(Data excerpts)
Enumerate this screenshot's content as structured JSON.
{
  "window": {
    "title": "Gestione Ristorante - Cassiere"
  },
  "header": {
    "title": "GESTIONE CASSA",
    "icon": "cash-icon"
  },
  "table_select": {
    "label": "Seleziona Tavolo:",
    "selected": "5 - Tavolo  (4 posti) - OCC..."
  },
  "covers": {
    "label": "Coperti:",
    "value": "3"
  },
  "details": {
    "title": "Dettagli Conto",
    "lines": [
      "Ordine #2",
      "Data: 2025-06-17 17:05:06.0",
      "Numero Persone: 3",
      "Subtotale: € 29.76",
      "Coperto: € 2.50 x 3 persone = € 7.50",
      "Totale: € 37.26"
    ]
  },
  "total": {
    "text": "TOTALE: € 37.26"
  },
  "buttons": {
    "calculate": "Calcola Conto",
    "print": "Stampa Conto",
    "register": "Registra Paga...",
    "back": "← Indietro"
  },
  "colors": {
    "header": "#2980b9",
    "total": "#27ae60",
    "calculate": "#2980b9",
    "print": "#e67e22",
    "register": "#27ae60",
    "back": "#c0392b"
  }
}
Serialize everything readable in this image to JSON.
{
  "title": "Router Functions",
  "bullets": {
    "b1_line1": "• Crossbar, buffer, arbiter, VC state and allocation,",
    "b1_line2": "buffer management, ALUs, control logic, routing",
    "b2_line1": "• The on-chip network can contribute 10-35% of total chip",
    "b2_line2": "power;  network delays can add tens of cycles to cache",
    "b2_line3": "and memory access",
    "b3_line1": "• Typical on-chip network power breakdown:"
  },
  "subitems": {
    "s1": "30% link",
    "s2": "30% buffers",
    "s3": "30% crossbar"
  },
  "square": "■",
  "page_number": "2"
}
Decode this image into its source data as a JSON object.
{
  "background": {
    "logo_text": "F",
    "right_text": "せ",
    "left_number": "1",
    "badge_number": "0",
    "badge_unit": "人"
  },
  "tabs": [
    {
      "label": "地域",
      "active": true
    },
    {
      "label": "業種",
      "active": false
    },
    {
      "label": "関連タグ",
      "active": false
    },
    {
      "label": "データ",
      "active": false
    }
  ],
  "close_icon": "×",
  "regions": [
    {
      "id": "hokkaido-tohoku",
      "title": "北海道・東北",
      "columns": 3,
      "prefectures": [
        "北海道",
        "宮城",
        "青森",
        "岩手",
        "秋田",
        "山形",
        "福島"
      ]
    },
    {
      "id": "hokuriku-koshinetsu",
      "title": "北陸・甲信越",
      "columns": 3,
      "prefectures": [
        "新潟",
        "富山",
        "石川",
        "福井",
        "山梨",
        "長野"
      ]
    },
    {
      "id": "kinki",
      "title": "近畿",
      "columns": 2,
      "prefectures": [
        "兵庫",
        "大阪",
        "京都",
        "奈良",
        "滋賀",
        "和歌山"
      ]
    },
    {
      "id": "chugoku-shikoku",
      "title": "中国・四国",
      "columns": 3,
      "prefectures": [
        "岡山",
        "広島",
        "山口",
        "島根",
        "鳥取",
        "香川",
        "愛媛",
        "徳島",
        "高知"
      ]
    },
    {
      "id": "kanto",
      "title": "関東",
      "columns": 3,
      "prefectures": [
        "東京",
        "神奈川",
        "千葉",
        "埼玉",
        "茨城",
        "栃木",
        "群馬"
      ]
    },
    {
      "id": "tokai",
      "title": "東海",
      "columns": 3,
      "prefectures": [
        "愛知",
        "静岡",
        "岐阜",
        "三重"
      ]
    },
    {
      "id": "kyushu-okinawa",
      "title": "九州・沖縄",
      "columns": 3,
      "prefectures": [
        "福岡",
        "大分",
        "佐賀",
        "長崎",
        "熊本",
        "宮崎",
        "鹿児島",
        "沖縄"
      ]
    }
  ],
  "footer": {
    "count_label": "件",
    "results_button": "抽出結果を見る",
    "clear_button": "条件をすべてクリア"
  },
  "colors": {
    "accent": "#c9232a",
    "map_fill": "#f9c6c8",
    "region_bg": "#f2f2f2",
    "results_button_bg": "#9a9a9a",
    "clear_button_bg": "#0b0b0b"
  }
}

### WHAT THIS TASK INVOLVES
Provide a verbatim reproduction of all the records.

### RESULT OF THIS EXERCISE
Enumerate this screenshot's content as structured JSON.
{
  "window": {
    "title": "Gestione Ristorante - Cassiere"
  },
  "header": {
    "title": "GESTIONE CASSA",
    "icon": "cash-icon"
  },
  "table_select": {
    "label": "Seleziona Tavolo:",
    "selected": "5 - Tavolo  (4 posti) - OCC..."
  },
  "covers": {
    "label": "Coperti:",
    "value": "3"
  },
  "details": {
    "title": "Dettagli Conto",
    "lines": [
      "Ordine #2",
      "Data: 2025-06-17 17:05:06.0",
      "Numero Persone: 3",
      "Subtotale: € 29.76",
      "Coperto: € 2.50 x 3 persone = € 7.50",
      "Totale: € 37.26"
    ]
  },
  "total": {
    "text": "TOTALE: € 37.26"
  },
  "buttons": {
    "calculate": "Calcola Conto",
    "print": "Stampa Conto",
    "register": "Registra Paga...",
    "back": "← Indietro"
  },
  "colors": {
    "header": "#2980b9",
    "total": "#27ae60",
    "calculate": "#2980b9",
    "print": "#e67e22",
    "register": "#27ae60",
    "back": "#c0392b"
  }
}
Serialize everything readable in this image to JSON.
{
  "title": "Router Functions",
  "bullets": {
    "b1_line1": "• Crossbar, buffer, arbiter, VC state and allocation,",
    "b1_line2": "buffer management, ALUs, control logic, routing",
    "b2_line1": "• The on-chip network can contribute 10-35% of total chip",
    "b2_line2": "power;  network delays can add tens of cycles to cache",
    "b2_line3": "and memory access",
    "b3_line1": "• Typical on-chip network power breakdown:"
  },
  "subitems": {
    "s1": "30% link",
    "s2": "30% buffers",
    "s3": "30% crossbar"
  },
  "square": "■",
  "page_number": "2"
}
Decode this image into its source data as a JSON object.
{
  "background": {
    "logo_text": "F",
    "right_text": "せ",
    "left_number": "1",
    "badge_number": "0",
    "badge_unit": "人"
  },
  "tabs": [
    {
      "label": "地域",
      "active": true
    },
    {
      "label": "業種",
      "active": false
    },
    {
      "label": "関連タグ",
      "active": false
    },
    {
      "label": "データ",
      "active": false
    }
  ],
  "close_icon": "×",
  "regions": [
    {
      "id": "hokkaido-tohoku",
      "title": "北海道・東北",
      "columns": 3,
      "prefectures": [
        "北海道",
        "宮城",
        "青森",
        "岩手",
        "秋田",
        "山形",
        "福島"
      ]
    },
    {
      "id": "hokuriku-koshinetsu",
      "title": "北陸・甲信越",
      "columns": 3,
      "prefectures": [
        "新潟",
        "富山",
        "石川",
        "福井",
        "山梨",
        "長野"
      ]
    },
    {
      "id": "kinki",
      "title": "近畿",
      "columns": 2,
      "prefectures": [
        "兵庫",
        "大阪",
        "京都",
        "奈良",
        "滋賀",
        "和歌山"
      ]
    },
    {
      "id": "chugoku-shikoku",
      "title": "中国・四国",
      "columns": 3,
      "prefectures": [
        "岡山",
        "広島",
        "山口",
        "島根",
        "鳥取",
        "香川",
        "愛媛",
        "徳島",
        "高知"
      ]
    },
    {
      "id": "kanto",
      "title": "関東",
      "columns": 3,
      "prefectures": [
        "東京",
        "神奈川",
        "千葉",
        "埼玉",
        "茨城",
        "栃木",
        "群馬"
      ]
    },
    {
      "id": "tokai",
      "title": "東海",
      "columns": 3,
      "prefectures": [
        "愛知",
        "静岡",
        "岐阜",
        "三重"
      ]
    },
    {
      "id": "kyushu-okinawa",
      "title": "九州・沖縄",
      "columns": 3,
      "prefectures": [
        "福岡",
        "大分",
        "佐賀",
        "長崎",
        "熊本",
        "宮崎",
        "鹿児島",
        "沖縄"
      ]
    }
  ],
  "footer": {
    "count_label": "件",
    "results_button": "抽出結果を見る",
    "clear_button": "条件をすべてクリア"
  },
  "colors": {
    "accent": "#c9232a",
    "map_fill": "#f9c6c8",
    "region_bg": "#f2f2f2",
    "results_button_bg": "#9a9a9a",
    "clear_button_bg": "#0b0b0b"
  }
}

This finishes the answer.